Apparently the Jin emperor deployed his Khitan and Jurchen horsemen on the front and wings of his army and the infantry behind the cavalry. The former were immediately attacked by successive waves of Mongol light troops, and evidently, with too little space to maneuver, at length faltered under the storms of arrows poured into their ranks. Seizing the opportunity, general Mukhali delivered a tremendous assault; his troops charged with lance in hand, supported by the Guard(Keshik) under Genghis Khan. The Khitan and Jurchid cavalry were hurled back upon its own infantry. With no chance to reform and no room to maneuver due to the packed formation, they trampled the soldiers and brought the whole army into confusion, the battle lasted half a day and by noon the disordered Jin was driven from the field. The Mongols pursued the Jin through Huan er Tsui to the valley of Yang, where the Jin suffered tremendous losses, but at Hui He Bao, part of them under the emperor rallied and, attempting to join the forces of Wan ye Hu Sha, turned to fight a second batle. Hu Sha was proceeding towards Ye hu Ling when he herd the Mongol were coming through the ranges. But surprised, he retired to Xuang Ping. The officers begged him to make a stand but he only thought of retreat. But he was slow and at Hui He Po he was first overtaken by the Jin emperor and then by the pursuing Mongols which pursuited relentlessly without rest. Although his troops were more fresh, Hu Sha was in panic and when he finally did give battle he was routed. He escaped to Xuan De Zhou a stronghold he abandoned later which then fell to the Mongols.

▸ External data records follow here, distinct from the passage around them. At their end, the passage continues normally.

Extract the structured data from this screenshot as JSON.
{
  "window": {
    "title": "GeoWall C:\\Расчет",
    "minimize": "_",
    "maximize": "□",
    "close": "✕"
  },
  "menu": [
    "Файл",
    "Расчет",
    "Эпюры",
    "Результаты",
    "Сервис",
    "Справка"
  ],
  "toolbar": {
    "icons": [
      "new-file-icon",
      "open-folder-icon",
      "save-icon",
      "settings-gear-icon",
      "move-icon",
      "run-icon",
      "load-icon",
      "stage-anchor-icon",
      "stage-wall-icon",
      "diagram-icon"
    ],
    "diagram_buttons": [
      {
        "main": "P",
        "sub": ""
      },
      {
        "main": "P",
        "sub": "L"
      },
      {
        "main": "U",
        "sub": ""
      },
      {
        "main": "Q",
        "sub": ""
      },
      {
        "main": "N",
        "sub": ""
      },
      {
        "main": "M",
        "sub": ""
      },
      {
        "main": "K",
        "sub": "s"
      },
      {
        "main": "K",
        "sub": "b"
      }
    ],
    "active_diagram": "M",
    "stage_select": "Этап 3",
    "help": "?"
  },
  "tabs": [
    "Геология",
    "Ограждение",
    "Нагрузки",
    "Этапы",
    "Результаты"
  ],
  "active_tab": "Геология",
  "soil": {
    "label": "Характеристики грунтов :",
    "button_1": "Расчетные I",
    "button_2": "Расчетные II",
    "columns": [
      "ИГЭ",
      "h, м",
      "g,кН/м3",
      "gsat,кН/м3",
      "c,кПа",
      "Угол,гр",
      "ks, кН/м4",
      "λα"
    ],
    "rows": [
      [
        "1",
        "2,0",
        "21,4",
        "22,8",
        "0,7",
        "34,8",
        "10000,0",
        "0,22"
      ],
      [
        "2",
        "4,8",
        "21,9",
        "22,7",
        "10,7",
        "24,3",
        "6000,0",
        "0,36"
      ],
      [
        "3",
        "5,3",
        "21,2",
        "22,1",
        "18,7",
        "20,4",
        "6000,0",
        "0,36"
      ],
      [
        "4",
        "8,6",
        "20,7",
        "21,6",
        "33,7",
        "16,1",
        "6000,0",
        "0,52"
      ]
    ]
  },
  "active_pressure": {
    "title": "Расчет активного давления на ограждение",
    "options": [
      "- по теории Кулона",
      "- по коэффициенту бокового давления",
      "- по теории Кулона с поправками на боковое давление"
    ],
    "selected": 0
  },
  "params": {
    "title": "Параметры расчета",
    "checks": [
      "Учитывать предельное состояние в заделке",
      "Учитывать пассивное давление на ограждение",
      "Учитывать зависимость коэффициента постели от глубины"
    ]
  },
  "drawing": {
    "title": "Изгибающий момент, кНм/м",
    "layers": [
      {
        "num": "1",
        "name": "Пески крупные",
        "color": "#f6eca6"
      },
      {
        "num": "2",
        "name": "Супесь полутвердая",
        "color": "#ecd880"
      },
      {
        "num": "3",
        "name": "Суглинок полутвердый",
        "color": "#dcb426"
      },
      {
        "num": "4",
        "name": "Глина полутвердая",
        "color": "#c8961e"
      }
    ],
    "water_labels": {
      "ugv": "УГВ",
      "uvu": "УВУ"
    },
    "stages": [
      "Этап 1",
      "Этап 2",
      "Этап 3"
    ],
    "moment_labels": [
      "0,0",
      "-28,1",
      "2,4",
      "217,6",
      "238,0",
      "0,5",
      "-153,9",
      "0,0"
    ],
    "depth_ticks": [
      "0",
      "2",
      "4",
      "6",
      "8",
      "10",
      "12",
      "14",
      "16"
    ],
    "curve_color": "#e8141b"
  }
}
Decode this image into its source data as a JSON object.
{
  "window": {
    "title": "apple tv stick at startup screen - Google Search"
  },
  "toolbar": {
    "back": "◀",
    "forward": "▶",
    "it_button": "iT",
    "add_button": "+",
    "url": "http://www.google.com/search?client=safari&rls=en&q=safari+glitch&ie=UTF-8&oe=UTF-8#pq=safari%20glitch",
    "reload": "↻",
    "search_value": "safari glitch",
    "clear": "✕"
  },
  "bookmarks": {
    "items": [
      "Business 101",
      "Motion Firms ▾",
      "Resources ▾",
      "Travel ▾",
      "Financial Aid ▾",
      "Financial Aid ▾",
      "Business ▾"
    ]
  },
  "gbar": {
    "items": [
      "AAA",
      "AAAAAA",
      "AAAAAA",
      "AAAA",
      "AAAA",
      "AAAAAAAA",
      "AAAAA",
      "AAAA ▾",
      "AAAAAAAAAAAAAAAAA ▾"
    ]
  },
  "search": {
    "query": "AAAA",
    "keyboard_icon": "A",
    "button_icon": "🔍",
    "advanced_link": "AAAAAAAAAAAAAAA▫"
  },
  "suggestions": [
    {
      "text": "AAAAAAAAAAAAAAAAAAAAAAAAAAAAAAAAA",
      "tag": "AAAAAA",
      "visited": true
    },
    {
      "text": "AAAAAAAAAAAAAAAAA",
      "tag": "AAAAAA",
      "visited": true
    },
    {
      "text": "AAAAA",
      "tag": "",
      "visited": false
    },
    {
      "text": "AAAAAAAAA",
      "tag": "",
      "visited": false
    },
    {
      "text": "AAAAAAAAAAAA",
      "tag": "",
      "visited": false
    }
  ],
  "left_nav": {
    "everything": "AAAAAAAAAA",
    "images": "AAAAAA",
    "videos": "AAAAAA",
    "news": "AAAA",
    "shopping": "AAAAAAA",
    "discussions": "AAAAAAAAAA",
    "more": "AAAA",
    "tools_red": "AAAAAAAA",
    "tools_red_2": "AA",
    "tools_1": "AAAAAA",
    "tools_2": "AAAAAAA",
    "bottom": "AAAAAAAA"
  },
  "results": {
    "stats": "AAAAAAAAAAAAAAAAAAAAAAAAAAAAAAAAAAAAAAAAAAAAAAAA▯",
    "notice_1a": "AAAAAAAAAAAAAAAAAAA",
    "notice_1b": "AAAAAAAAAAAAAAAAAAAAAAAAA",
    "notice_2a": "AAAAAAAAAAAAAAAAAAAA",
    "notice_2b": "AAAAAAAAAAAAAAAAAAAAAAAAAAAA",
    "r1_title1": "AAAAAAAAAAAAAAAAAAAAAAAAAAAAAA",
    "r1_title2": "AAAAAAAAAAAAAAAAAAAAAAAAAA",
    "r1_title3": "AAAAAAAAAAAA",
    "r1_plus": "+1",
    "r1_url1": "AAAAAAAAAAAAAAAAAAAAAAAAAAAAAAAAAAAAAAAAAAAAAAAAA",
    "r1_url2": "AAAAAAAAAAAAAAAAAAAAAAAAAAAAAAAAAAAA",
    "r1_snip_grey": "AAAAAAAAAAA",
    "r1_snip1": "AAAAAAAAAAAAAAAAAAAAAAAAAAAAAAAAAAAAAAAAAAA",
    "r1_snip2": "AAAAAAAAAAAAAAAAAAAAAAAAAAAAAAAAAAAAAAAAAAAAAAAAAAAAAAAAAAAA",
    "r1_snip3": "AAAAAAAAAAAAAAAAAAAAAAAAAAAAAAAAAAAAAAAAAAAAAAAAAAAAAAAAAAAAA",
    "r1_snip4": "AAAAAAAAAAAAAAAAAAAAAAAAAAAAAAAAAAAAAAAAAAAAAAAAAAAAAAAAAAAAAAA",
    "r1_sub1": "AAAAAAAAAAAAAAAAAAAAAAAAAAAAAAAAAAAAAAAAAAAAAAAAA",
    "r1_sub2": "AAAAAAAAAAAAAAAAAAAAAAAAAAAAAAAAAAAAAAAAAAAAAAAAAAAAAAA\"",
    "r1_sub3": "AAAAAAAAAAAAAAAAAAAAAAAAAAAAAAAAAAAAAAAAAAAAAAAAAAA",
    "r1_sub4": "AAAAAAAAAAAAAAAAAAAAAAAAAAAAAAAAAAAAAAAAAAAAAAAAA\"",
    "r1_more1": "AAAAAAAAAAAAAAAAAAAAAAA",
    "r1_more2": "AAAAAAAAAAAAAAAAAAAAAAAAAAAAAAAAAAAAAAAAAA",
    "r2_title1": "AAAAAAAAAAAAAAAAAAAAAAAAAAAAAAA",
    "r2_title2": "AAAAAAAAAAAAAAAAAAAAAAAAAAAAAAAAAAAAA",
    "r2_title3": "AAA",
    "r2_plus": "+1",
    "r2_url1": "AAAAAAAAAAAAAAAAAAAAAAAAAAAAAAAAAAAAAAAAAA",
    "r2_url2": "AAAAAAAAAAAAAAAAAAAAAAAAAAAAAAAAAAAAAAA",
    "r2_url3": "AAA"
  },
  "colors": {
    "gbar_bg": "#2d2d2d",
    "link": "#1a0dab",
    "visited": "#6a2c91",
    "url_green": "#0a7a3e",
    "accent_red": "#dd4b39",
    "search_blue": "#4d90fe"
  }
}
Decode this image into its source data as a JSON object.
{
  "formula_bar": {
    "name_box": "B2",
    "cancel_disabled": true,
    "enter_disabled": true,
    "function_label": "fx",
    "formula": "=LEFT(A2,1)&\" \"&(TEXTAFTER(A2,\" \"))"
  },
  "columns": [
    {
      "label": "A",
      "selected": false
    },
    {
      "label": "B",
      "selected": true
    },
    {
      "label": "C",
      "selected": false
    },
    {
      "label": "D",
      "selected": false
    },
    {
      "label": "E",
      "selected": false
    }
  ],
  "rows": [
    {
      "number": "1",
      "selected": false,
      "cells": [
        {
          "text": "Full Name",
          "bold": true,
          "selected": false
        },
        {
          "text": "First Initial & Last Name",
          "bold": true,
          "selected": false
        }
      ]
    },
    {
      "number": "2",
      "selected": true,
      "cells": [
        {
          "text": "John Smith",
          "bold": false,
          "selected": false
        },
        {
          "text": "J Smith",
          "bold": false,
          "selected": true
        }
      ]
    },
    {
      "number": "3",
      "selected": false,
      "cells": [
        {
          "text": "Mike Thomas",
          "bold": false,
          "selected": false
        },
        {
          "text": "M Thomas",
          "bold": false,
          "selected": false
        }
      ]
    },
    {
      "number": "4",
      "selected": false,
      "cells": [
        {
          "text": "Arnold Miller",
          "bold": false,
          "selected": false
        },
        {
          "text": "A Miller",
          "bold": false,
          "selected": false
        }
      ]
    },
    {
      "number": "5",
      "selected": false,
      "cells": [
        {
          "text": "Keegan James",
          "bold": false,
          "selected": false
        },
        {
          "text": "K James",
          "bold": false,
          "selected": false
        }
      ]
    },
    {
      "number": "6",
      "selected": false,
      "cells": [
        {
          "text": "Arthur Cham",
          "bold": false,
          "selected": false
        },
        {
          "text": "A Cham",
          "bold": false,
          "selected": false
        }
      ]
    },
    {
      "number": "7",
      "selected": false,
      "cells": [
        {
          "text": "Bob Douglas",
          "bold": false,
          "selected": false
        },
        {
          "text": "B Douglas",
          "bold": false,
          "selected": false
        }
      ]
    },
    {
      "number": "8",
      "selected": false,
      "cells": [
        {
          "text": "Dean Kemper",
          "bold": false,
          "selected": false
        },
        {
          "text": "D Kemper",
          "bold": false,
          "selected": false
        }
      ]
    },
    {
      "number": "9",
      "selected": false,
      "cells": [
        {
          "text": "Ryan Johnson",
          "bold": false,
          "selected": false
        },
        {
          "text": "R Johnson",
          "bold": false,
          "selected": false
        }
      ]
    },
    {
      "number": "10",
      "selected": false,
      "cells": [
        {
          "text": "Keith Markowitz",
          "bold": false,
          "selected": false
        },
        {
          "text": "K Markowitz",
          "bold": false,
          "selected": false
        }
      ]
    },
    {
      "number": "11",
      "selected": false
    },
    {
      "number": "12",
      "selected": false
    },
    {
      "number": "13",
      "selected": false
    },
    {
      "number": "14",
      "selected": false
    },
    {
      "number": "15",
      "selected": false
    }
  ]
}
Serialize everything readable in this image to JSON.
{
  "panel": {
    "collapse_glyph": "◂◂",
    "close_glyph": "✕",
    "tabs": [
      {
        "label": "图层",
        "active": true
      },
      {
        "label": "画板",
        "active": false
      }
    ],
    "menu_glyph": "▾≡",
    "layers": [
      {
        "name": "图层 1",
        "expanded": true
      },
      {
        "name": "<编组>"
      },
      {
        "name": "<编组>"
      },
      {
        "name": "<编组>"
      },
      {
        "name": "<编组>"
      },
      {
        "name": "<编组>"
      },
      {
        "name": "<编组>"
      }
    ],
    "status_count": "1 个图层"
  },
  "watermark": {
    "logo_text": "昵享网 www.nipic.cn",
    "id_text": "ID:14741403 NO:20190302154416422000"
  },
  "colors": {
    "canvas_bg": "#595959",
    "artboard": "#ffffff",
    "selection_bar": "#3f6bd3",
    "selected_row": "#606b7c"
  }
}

Meanwhile the emperor who saw the day lost fought his way off the field with 7,000 picked troops and fled to the Sang Kan River. There on the opposite bankof Hu lai He, Ye Lu Tukha of the rebel Khitans came up with 3,000 cavalry and he was forced to fight another battle, the battle lasted a whole day until the exhausted Jin finally gave up and fled again.
This battle destroyed the core troops of the Jin and paved a way for Mongol conquest.
The main cause for Jin's defeat in the decisive battles of Hu Er Sui, Wu Sha Bao, and Hui He Bao is because of the fact that the Jin did not utilize the mobility of their cavalry as they had in their early conquests, but instead, used a tightly packed formation with the infantry placed close to the cavalry leaving little room for maneuver. And when the decisive charge came, the cavalry was forced back to the infantry causing chaos.
Originally posted by Warhead on All Empires Forum (Dec 17, 2004).